Troy Williams played with that fire again tonight, and I’m 99 percent certain that he’s going to be on the opening day roster. At this point, I honestly think he’s too good for Summer League. Troy had 15 points, three assists, two steals and a number of wacky wipeouts from going 1,000 miles an hour.

Michael Gbinije and Isaiah Hicks are your surprising plus/minus all-stars, at +11 and +17, respectively. Hicks actually did some good stuff out there, hitting four of five shots and blocking three on defense. Gbinije did his best Emmanuel Mudiay impression and fell at one point, and otherwise I barely remember him even being out there.

— There was a great sequence during the run in the third quarter where Williams hit Knox for a corner three, and then two plays later, Knox returned the favor to the exact spot. It was very satisfying.

Damyean Dotson just couldn’t hit anything tonight. It’s been a rough summer league for him.

— I did not love ESPN’s broadcast tonight. First item: the weird skycam camera angle. Frequently throughout the game, the broadcast would switch to a view that looked as if it was hanging from the jumbotron. I was not into it. It didn’t work for football, and it doesn’t work for basketball, either.

Secondly, Doris Burke was interviewing coaches during the first half for “coach appreciation night.” And while I love DB and the work that she does, ESPN kept cutting to a 50/50 view of DB and her subject(s) on the left and the game on the right. It cut off a lot of useless summer league action! Dislike!

— Special section for play-by-play man Marc Jones, who did not have his best night.
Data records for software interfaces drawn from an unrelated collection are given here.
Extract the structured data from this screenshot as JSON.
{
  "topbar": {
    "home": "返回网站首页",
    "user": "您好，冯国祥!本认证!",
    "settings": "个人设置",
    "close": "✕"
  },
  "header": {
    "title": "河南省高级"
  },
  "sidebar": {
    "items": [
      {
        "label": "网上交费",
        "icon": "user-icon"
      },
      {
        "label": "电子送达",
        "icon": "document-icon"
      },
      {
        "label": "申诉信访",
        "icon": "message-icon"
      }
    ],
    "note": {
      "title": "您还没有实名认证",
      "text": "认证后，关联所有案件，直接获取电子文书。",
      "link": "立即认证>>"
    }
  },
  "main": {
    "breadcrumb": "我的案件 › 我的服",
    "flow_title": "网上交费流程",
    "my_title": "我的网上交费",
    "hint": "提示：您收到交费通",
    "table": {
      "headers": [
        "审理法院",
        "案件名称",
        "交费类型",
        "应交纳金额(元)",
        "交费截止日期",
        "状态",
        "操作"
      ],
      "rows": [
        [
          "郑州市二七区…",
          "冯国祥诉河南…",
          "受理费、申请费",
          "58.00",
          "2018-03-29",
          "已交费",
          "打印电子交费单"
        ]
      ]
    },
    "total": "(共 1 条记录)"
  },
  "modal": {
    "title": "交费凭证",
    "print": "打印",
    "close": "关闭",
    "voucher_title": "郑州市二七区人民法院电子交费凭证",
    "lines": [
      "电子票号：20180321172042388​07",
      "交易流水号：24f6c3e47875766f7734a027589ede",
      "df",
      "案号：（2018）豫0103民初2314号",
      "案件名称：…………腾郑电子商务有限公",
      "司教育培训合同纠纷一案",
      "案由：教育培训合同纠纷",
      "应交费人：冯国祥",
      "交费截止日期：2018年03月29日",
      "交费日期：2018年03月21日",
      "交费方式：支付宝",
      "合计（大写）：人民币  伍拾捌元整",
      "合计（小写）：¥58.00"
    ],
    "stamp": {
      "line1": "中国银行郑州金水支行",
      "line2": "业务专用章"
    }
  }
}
His gaffes included:

  • After Mitchell Robinson’s second block on the perimeter he called him “Williams” (Troy Williams was also in the vicinity). Jones then corrected himself, but went back to calling Mitch “Williams” for another minute or so.
  • He called Paul Watson “Dotson” at one point, unironically.
  • Josh Hart apparently played for the Knicks last year, according to Jones late in the game.
  • Called Allonzo Tree-air “Try-er” pretty much all night.
  • Called Isaiah Hicks “Isaac Hicks.”
  • Started telling Mitchell Robinson’s unique high school/draft story, only to get extremely off track and get checked by Burke live on air to finish the damn story.

So, yeah. Maybe I’m grumpy. Maybe I just miss Clyde. But that was a messy announcing performance.

Alex Caruso is really turning into a Knick killer supreme. He had five points and 10 assists tonight, and was a positively bone-crushing +41. It made me very happy when he doinked a relatively easy breakaway dunk late in the game.

Josh Hart also had a night with 27 points on 8-16 shooting. There were times where it seemed like he could have whatever he wanted against the Knick defense. Trying out for the Spurs, maybe?

— Completely random, but I realized that Mitchell Robinson has tattoos tonight. They’re really faint! Not that it’s super important, but I just like to think I’m more observant than that!

And that there is your recap! Let’s get ready for the (summer) playoffs!